The Skä•noñh – Great Law of Peace Center is a Haudenosaunee (Iroquois) Heritage Center focused on telling the story of the native peoples of central New York. The history is told through the lens of the Onondaga Nation and covers topics such as Creation, European Contact, The Great Law of Peace, and more. The Onondagas, or People of the Hills, are the keepers of the Central Fire and are the spiritual and political center of the Haudenosaunee Confederacy.
A message from the Skä•noñh – Great Law of Peace Center director:
In challenging times, like ones we’re currently facing, we often find ourselves in a state of awareness and appreciation for the people and things in our lives that truly matter. The things we have a tendency to overlook take on a new level of importance.
In Haudenosaunee tradition, being grateful and giving thanks is a regular practice in both everyday life and at special occasions. The Thanksgiving Address, or “The Words that Come Before All Else,” is delivered in Native Haudenosaunee languages at both the beginning and the end of social gatherings, celebrations, and council meetings; and it is recited each morning at the beginning of the school day. The Thanksgiving Address is not a prayer, but rather an offering of greetings and thanks to the natural world. Each part of Creation is acknowledged and thanked for the ways in which it contributes to life on Earth.
This practice is not only a positive way to start your day, but it can help you to make decisions and act with a good mind. When recited collectively, it can unite a group of people from many different backgrounds, interests, and concerns around what we all have in common, that the Earth is our home and she provides everything we need for life.

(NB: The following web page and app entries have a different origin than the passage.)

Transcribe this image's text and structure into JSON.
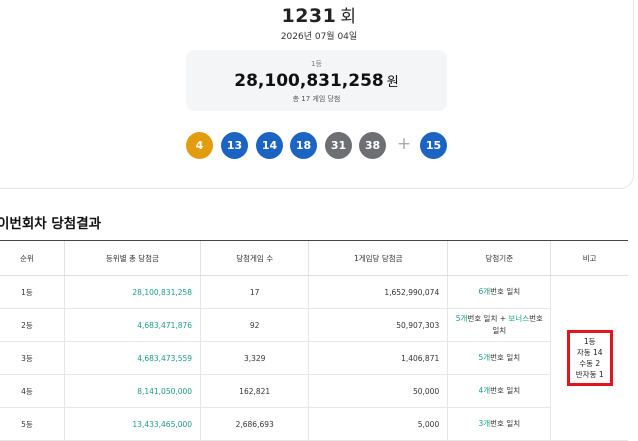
{
  "draw": {
    "round_number": "1231",
    "round_unit": "회",
    "date": "2026년 07월 04일"
  },
  "prize": {
    "rank": "1등",
    "amount": "28,100,831,258",
    "currency": "원",
    "games": "총 17 게임 당첨"
  },
  "balls": [
    {
      "number": "4",
      "color": "#e39b0f"
    },
    {
      "number": "13",
      "color": "#1c64c3"
    },
    {
      "number": "14",
      "color": "#1c64c3"
    },
    {
      "number": "18",
      "color": "#1c64c3"
    },
    {
      "number": "31",
      "color": "#6d6f73"
    },
    {
      "number": "38",
      "color": "#6d6f73"
    }
  ],
  "plus_symbol": "+",
  "bonus": {
    "number": "15",
    "color": "#1c64c3"
  },
  "section_title": "이번회차 당첨결과",
  "table": {
    "headers": [
      "순위",
      "등위별 총 당첨금",
      "당첨게임 수",
      "1게임당 당첨금",
      "당첨기준",
      "비고"
    ],
    "rows": [
      {
        "rank": "1등",
        "total": "28,100,831,258",
        "games": "17",
        "per_game": "1,652,990,074",
        "crit_count": "6개",
        "crit_text": "번호 일치"
      },
      {
        "rank": "2등",
        "total": "4,683,471,876",
        "games": "92",
        "per_game": "50,907,303",
        "crit_count": "5개",
        "crit_text": "번호 일치 + ",
        "crit_bonus": "보너스",
        "crit_tail": "번호",
        "crit_line2": "일치"
      },
      {
        "rank": "3등",
        "total": "4,683,473,559",
        "games": "3,329",
        "per_game": "1,406,871",
        "crit_count": "5개",
        "crit_text": "번호 일치"
      },
      {
        "rank": "4등",
        "total": "8,141,050,000",
        "games": "162,821",
        "per_game": "50,000",
        "crit_count": "4개",
        "crit_text": "번호 일치"
      },
      {
        "rank": "5등",
        "total": "13,433,465,000",
        "games": "2,686,693",
        "per_game": "5,000",
        "crit_count": "3개",
        "crit_text": "번호 일치"
      }
    ],
    "note": {
      "line1": "1등",
      "line2": "자동 14",
      "line3": "수동 2",
      "line4": "반자동 1"
    }
  }
}
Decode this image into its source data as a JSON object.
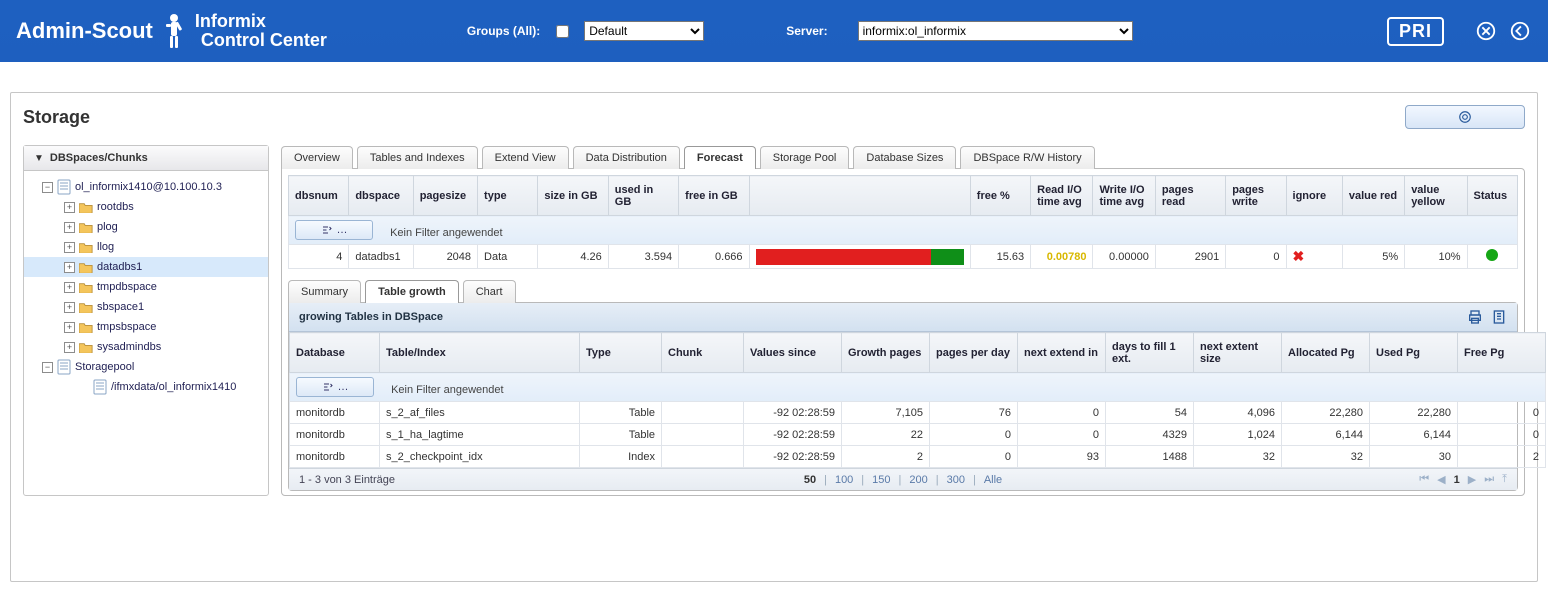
{
  "header": {
    "brand_main": "Admin-Scout",
    "brand_line1": "Informix",
    "brand_line2": "Control Center",
    "groups_label": "Groups (All):",
    "group_selected": "Default",
    "server_label": "Server:",
    "server_selected": "informix:ol_informix",
    "badge": "PRI"
  },
  "page": {
    "title": "Storage"
  },
  "sidebar": {
    "title": "DBSpaces/Chunks",
    "nodes": [
      {
        "exp": "−",
        "kind": "doc",
        "label": "ol_informix1410@10.100.10.3",
        "ind": 18,
        "sel": false
      },
      {
        "exp": "+",
        "kind": "folder",
        "label": "rootdbs",
        "ind": 40,
        "sel": false
      },
      {
        "exp": "+",
        "kind": "folder",
        "label": "plog",
        "ind": 40,
        "sel": false
      },
      {
        "exp": "+",
        "kind": "folder",
        "label": "llog",
        "ind": 40,
        "sel": false
      },
      {
        "exp": "+",
        "kind": "folder",
        "label": "datadbs1",
        "ind": 40,
        "sel": true
      },
      {
        "exp": "+",
        "kind": "folder",
        "label": "tmpdbspace",
        "ind": 40,
        "sel": false
      },
      {
        "exp": "+",
        "kind": "folder",
        "label": "sbspace1",
        "ind": 40,
        "sel": false
      },
      {
        "exp": "+",
        "kind": "folder",
        "label": "tmpsbspace",
        "ind": 40,
        "sel": false
      },
      {
        "exp": "+",
        "kind": "folder",
        "label": "sysadmindbs",
        "ind": 40,
        "sel": false
      },
      {
        "exp": "−",
        "kind": "doc",
        "label": "Storagepool",
        "ind": 18,
        "sel": false
      },
      {
        "exp": "",
        "kind": "doc",
        "label": "/ifmxdata/ol_informix1410",
        "ind": 54,
        "sel": false
      }
    ]
  },
  "tabs": {
    "items": [
      "Overview",
      "Tables and Indexes",
      "Extend View",
      "Data Distribution",
      "Forecast",
      "Storage Pool",
      "Database Sizes",
      "DBSpace R/W History"
    ],
    "active": 4
  },
  "top_grid": {
    "headers": [
      "dbsnum",
      "dbspace",
      "pagesize",
      "type",
      "size in GB",
      "used in GB",
      "free in GB",
      "",
      "free %",
      "Read I/O time avg",
      "Write I/O time avg",
      "pages read",
      "pages write",
      "ignore",
      "value red",
      "value yellow",
      "Status"
    ],
    "filter_text": "Kein Filter angewendet",
    "row": {
      "dbsnum": "4",
      "dbspace": "datadbs1",
      "pagesize": "2048",
      "type": "Data",
      "size": "4.26",
      "used": "3.594",
      "free": "0.666",
      "free_pct": "15.63",
      "read_io": "0.00780",
      "write_io": "0.00000",
      "pages_read": "2901",
      "pages_write": "0",
      "ignore": "✖",
      "value_red": "5%",
      "value_yellow": "10%",
      "used_pct_bar": 84.37
    }
  },
  "subtabs": {
    "items": [
      "Summary",
      "Table growth",
      "Chart"
    ],
    "active": 1
  },
  "growth": {
    "title": "growing Tables in DBSpace",
    "headers": [
      "Database",
      "Table/Index",
      "Type",
      "Chunk",
      "Values since",
      "Growth pages",
      "pages per day",
      "next extend in",
      "days to fill 1 ext.",
      "next extent size",
      "Allocated Pg",
      "Used Pg",
      "Free Pg"
    ],
    "filter_text": "Kein Filter angewendet",
    "rows": [
      {
        "db": "monitordb",
        "ti": "s_2_af_files",
        "type": "Table",
        "chunk": "",
        "since": "-92 02:28:59",
        "growth": "7,105",
        "ppd": "76",
        "nei": "0",
        "days": "54",
        "nes": "4,096",
        "alloc": "22,280",
        "used": "22,280",
        "free": "0"
      },
      {
        "db": "monitordb",
        "ti": "s_1_ha_lagtime",
        "type": "Table",
        "chunk": "",
        "since": "-92 02:28:59",
        "growth": "22",
        "ppd": "0",
        "nei": "0",
        "days": "4329",
        "nes": "1,024",
        "alloc": "6,144",
        "used": "6,144",
        "free": "0"
      },
      {
        "db": "monitordb",
        "ti": "s_2_checkpoint_idx",
        "type": "Index",
        "chunk": "",
        "since": "-92 02:28:59",
        "growth": "2",
        "ppd": "0",
        "nei": "93",
        "days": "1488",
        "nes": "32",
        "alloc": "32",
        "used": "30",
        "free": "2"
      }
    ],
    "pager": {
      "summary": "1 - 3 von 3 Einträge",
      "sizes": [
        "50",
        "100",
        "150",
        "200",
        "300",
        "Alle"
      ],
      "size_active": 0,
      "page": "1"
    }
  }
}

When was the last time you expressed gratitude to nature? Felt thankful for the cool, clean water that quenches your thirst? For the sun that lights the sky and warms your skin? For the plants and animals that provide food to fuel your body, medicines to heal, and guidance for how to live upon the Earth? How do you think our society would be different if recognition and gratitude for the parts of nature was a part of our collective practice?
Adults – $5
Seniors(Age 62+) – $4
College (with I.D.) – $4
Children (Age 10-17) – $4
Children Nine & Under – Free
Permanent Exhibits on Display
Temporary Exhibits on Display
Directions & Maps
Directions From the South
Directions From the North
Directions From the West
Directions From the East
Free parking is located at the Center.